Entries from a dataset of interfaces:
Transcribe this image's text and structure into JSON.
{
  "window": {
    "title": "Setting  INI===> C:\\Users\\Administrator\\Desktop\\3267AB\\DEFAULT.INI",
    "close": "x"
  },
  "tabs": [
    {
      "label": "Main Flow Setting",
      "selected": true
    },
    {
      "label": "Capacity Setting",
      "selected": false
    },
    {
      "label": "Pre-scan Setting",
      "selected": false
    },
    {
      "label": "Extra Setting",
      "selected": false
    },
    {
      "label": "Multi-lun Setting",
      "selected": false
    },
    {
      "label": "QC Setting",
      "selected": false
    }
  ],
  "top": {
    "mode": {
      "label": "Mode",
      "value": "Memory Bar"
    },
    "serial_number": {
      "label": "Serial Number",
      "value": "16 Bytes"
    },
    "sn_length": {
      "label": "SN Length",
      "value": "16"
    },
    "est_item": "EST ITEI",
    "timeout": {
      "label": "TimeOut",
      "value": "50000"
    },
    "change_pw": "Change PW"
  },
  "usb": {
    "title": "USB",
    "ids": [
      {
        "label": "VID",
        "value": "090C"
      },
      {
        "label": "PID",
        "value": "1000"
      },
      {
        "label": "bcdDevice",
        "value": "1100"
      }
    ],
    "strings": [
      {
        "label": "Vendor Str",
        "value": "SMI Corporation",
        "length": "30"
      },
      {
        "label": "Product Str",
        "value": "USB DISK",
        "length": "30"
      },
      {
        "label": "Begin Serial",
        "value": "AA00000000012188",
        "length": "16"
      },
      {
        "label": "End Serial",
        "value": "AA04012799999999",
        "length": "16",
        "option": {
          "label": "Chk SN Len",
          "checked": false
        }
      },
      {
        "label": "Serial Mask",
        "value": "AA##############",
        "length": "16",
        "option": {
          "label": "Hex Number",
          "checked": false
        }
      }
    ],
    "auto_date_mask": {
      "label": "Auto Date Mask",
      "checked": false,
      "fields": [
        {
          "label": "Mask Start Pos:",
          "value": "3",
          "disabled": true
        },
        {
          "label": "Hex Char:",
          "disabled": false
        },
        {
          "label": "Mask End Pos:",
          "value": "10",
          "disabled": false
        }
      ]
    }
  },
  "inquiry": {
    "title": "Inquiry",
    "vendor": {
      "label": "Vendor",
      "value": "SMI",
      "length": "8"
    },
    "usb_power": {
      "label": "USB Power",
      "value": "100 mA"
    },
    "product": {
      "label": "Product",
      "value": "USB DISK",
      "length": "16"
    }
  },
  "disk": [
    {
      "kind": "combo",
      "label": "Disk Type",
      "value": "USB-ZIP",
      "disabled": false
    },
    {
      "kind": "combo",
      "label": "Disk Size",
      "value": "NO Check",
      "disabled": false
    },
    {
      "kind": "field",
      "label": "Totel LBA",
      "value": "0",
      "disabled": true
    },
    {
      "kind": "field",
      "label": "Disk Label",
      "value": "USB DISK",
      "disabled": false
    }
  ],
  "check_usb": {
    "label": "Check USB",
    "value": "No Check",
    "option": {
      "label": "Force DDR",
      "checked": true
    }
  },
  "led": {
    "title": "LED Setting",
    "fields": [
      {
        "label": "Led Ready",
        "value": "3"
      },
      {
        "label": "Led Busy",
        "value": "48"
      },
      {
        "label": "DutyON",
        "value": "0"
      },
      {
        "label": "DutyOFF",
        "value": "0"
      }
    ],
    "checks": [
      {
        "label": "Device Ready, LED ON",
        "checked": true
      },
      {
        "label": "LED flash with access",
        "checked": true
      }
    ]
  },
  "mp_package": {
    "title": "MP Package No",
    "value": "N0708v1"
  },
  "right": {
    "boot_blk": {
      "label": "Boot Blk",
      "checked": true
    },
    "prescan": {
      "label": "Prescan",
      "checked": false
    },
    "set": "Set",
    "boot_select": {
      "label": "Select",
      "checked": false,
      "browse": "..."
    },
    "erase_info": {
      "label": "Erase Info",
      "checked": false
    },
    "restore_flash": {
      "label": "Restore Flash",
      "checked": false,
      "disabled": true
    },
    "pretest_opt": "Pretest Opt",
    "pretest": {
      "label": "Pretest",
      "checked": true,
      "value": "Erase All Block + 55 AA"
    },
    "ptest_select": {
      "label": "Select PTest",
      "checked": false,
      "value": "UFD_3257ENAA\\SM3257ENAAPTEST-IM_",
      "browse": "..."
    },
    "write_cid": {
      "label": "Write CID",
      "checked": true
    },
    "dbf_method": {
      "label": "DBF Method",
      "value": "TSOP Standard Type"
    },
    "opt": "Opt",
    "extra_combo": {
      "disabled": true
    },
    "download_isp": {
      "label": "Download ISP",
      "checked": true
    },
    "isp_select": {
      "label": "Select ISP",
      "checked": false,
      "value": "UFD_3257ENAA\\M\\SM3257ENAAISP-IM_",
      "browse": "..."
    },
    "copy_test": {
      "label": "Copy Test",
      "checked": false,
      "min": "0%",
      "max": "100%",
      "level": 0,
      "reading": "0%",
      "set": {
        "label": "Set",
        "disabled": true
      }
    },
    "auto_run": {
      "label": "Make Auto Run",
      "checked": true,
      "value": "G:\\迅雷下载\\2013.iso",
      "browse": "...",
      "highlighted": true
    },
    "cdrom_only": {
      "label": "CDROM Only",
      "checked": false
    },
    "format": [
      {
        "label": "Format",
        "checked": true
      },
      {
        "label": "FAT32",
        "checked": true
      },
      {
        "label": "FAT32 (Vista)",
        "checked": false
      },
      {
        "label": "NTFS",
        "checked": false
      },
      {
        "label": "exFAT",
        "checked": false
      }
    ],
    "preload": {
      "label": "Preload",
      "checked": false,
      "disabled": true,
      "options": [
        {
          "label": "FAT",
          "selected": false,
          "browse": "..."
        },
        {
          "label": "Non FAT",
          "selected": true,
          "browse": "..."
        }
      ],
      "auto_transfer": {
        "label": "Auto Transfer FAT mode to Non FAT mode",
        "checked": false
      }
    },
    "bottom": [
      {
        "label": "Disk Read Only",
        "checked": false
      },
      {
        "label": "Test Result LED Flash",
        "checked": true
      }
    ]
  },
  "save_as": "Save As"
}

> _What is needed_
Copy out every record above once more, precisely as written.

> _Exercise response_
Transcribe this image's text and structure into JSON.
{
  "window": {
    "title": "Setting  INI===> C:\\Users\\Administrator\\Desktop\\3267AB\\DEFAULT.INI",
    "close": "x"
  },
  "tabs": [
    {
      "label": "Main Flow Setting",
      "selected": true
    },
    {
      "label": "Capacity Setting",
      "selected": false
    },
    {
      "label": "Pre-scan Setting",
      "selected": false
    },
    {
      "label": "Extra Setting",
      "selected": false
    },
    {
      "label": "Multi-lun Setting",
      "selected": false
    },
    {
      "label": "QC Setting",
      "selected": false
    }
  ],
  "top": {
    "mode": {
      "label": "Mode",
      "value": "Memory Bar"
    },
    "serial_number": {
      "label": "Serial Number",
      "value": "16 Bytes"
    },
    "sn_length": {
      "label": "SN Length",
      "value": "16"
    },
    "est_item": "EST ITEI",
    "timeout": {
      "label": "TimeOut",
      "value": "50000"
    },
    "change_pw": "Change PW"
  },
  "usb": {
    "title": "USB",
    "ids": [
      {
        "label": "VID",
        "value": "090C"
      },
      {
        "label": "PID",
        "value": "1000"
      },
      {
        "label": "bcdDevice",
        "value": "1100"
      }
    ],
    "strings": [
      {
        "label": "Vendor Str",
        "value": "SMI Corporation",
        "length": "30"
      },
      {
        "label": "Product Str",
        "value": "USB DISK",
        "length": "30"
      },
      {
        "label": "Begin Serial",
        "value": "AA00000000012188",
        "length": "16"
      },
      {
        "label": "End Serial",
        "value": "AA04012799999999",
        "length": "16",
        "option": {
          "label": "Chk SN Len",
          "checked": false
        }
      },
      {
        "label": "Serial Mask",
        "value": "AA##############",
        "length": "16",
        "option": {
          "label": "Hex Number",
          "checked": false
        }
      }
    ],
    "auto_date_mask": {
      "label": "Auto Date Mask",
      "checked": false,
      "fields": [
        {
          "label": "Mask Start Pos:",
          "value": "3",
          "disabled": true
        },
        {
          "label": "Hex Char:",
          "disabled": false
        },
        {
          "label": "Mask End Pos:",
          "value": "10",
          "disabled": false
        }
      ]
    }
  },
  "inquiry": {
    "title": "Inquiry",
    "vendor": {
      "label": "Vendor",
      "value": "SMI",
      "length": "8"
    },
    "usb_power": {
      "label": "USB Power",
      "value": "100 mA"
    },
    "product": {
      "label": "Product",
      "value": "USB DISK",
      "length": "16"
    }
  },
  "disk": [
    {
      "kind": "combo",
      "label": "Disk Type",
      "value": "USB-ZIP",
      "disabled": false
    },
    {
      "kind": "combo",
      "label": "Disk Size",
      "value": "NO Check",
      "disabled": false
    },
    {
      "kind": "field",
      "label": "Totel LBA",
      "value": "0",
      "disabled": true
    },
    {
      "kind": "field",
      "label": "Disk Label",
      "value": "USB DISK",
      "disabled": false
    }
  ],
  "check_usb": {
    "label": "Check USB",
    "value": "No Check",
    "option": {
      "label": "Force DDR",
      "checked": true
    }
  },
  "led": {
    "title": "LED Setting",
    "fields": [
      {
        "label": "Led Ready",
        "value": "3"
      },
      {
        "label": "Led Busy",
        "value": "48"
      },
      {
        "label": "DutyON",
        "value": "0"
      },
      {
        "label": "DutyOFF",
        "value": "0"
      }
    ],
    "checks": [
      {
        "label": "Device Ready, LED ON",
        "checked": true
      },
      {
        "label": "LED flash with access",
        "checked": true
      }
    ]
  },
  "mp_package": {
    "title": "MP Package No",
    "value": "N0708v1"
  },
  "right": {
    "boot_blk": {
      "label": "Boot Blk",
      "checked": true
    },
    "prescan": {
      "label": "Prescan",
      "checked": false
    },
    "set": "Set",
    "boot_select": {
      "label": "Select",
      "checked": false,
      "browse": "..."
    },
    "erase_info": {
      "label": "Erase Info",
      "checked": false
    },
    "restore_flash": {
      "label": "Restore Flash",
      "checked": false,
      "disabled": true
    },
    "pretest_opt": "Pretest Opt",
    "pretest": {
      "label": "Pretest",
      "checked": true,
      "value": "Erase All Block + 55 AA"
    },
    "ptest_select": {
      "label": "Select PTest",
      "checked": false,
      "value": "UFD_3257ENAA\\SM3257ENAAPTEST-IM_",
      "browse": "..."
    },
    "write_cid": {
      "label": "Write CID",
      "checked": true
    },
    "dbf_method": {
      "label": "DBF Method",
      "value": "TSOP Standard Type"
    },
    "opt": "Opt",
    "extra_combo": {
      "disabled": true
    },
    "download_isp": {
      "label": "Download ISP",
      "checked": true
    },
    "isp_select": {
      "label": "Select ISP",
      "checked": false,
      "value": "UFD_3257ENAA\\M\\SM3257ENAAISP-IM_",
      "browse": "..."
    },
    "copy_test": {
      "label": "Copy Test",
      "checked": false,
      "min": "0%",
      "max": "100%",
      "level": 0,
      "reading": "0%",
      "set": {
        "label": "Set",
        "disabled": true
      }
    },
    "auto_run": {
      "label": "Make Auto Run",
      "checked": true,
      "value": "G:\\迅雷下载\\2013.iso",
      "browse": "...",
      "highlighted": true
    },
    "cdrom_only": {
      "label": "CDROM Only",
      "checked": false
    },
    "format": [
      {
        "label": "Format",
        "checked": true
      },
      {
        "label": "FAT32",
        "checked": true
      },
      {
        "label": "FAT32 (Vista)",
        "checked": false
      },
      {
        "label": "NTFS",
        "checked": false
      },
      {
        "label": "exFAT",
        "checked": false
      }
    ],
    "preload": {
      "label": "Preload",
      "checked": false,
      "disabled": true,
      "options": [
        {
          "label": "FAT",
          "selected": false,
          "browse": "..."
        },
        {
          "label": "Non FAT",
          "selected": true,
          "browse": "..."
        }
      ],
      "auto_transfer": {
        "label": "Auto Transfer FAT mode to Non FAT mode",
        "checked": false
      }
    },
    "bottom": [
      {
        "label": "Disk Read Only",
        "checked": false
      },
      {
        "label": "Test Result LED Flash",
        "checked": true
      }
    ]
  },
  "save_as": "Save As"
}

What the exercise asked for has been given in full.